Accountant avoids prison time in college admissions scandal
BOSTON (AP) — An accountant who worked for the consultant at the center of the college admissions bribery case has avoided prison for his role in the sweeping scheme.
U.S. District Court Judge Indira Talwani on Friday sentenced Steven Masera, 72, to time already served, ordered him to pay a $20,000 fine and remain on three years’ supervised release.
Masera pleaded guilty in 2019 to a charge of racketeering conspiracy in Boston federal court. Masera, of Folsom, California, was an accountant for Rick Singer, the mastermind of the bribery scheme that involved rigged test scores and bogus athletic credentials.
Prosecutors say Masera created fake donation receipt letters and bogus invoices that allowed the wealthy parents who paid bribes to write their payments off as donations or business expenses.
Prosecutors argued that Masera is less culpable than the parents and coaches involved in the scheme, noting that he was working at Singer’s direction and “stood to gain nothing beyond his hourly compensation.”
An email seeking comment was sent Friday to lawyers for Masera. His attorneys wrote in court documents that he is “ashamed that he would agree to be involved in such conduct, but is nevertheless handling the situation with grace.”

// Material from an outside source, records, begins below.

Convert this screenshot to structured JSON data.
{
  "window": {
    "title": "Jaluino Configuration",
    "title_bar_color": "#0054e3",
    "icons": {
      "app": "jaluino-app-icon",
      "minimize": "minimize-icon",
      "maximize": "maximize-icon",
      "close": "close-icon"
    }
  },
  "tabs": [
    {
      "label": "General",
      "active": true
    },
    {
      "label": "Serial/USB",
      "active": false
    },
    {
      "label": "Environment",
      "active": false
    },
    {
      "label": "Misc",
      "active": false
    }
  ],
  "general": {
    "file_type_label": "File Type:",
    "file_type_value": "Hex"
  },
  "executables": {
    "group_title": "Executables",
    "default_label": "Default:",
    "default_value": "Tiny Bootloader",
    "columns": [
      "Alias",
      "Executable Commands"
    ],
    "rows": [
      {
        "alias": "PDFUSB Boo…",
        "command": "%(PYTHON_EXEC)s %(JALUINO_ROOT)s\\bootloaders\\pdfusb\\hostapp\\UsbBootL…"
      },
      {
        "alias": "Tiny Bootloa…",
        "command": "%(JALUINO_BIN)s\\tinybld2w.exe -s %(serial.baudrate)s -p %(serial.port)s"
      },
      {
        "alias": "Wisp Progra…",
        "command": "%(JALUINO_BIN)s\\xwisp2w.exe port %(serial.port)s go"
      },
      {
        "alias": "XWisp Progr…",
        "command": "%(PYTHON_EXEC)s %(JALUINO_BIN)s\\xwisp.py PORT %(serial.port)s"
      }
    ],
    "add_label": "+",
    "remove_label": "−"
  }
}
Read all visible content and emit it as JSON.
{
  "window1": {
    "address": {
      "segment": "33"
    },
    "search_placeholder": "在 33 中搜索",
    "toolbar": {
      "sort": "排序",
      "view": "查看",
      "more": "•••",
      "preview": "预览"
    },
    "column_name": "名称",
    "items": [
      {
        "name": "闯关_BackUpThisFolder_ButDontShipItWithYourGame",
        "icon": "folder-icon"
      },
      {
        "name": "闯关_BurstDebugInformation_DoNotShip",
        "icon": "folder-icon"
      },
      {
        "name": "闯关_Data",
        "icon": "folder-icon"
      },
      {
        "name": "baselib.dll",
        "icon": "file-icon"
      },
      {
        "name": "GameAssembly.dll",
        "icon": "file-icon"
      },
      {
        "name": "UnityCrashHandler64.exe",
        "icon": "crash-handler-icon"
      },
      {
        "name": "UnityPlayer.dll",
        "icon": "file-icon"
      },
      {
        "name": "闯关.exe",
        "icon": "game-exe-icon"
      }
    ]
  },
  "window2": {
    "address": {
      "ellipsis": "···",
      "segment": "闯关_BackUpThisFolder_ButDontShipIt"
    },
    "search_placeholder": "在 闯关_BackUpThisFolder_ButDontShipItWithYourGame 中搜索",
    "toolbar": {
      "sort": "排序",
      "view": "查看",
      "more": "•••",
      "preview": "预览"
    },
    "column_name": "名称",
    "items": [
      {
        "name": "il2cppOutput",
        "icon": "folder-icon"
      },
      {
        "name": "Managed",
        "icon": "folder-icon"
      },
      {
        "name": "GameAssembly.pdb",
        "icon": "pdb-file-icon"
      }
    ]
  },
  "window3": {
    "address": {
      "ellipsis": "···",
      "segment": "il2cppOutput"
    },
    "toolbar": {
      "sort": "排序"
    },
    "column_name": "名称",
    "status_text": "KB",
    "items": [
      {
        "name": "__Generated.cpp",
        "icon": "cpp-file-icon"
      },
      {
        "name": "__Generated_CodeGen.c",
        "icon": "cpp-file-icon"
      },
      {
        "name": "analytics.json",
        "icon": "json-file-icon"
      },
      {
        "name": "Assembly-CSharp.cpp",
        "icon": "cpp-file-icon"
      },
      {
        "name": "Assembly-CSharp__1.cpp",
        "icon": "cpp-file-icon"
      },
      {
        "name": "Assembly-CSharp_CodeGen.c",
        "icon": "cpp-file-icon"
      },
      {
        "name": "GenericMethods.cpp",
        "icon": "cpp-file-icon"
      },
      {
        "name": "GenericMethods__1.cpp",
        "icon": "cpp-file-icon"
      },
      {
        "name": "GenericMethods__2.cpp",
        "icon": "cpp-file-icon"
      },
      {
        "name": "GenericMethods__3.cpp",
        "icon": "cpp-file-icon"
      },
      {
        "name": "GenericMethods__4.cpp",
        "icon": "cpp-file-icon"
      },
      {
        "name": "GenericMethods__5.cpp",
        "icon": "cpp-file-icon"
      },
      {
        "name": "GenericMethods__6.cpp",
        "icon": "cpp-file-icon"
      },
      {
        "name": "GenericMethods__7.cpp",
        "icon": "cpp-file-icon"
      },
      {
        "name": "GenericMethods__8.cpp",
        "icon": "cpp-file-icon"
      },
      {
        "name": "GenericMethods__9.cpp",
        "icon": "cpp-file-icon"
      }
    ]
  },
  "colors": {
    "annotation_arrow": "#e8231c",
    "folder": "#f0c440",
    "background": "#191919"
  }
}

Singer pleaded guilty to a slew of charges and has yet to be sentenced. Others convicted in the case have received sentences ranging from probation to 15 months behind bars.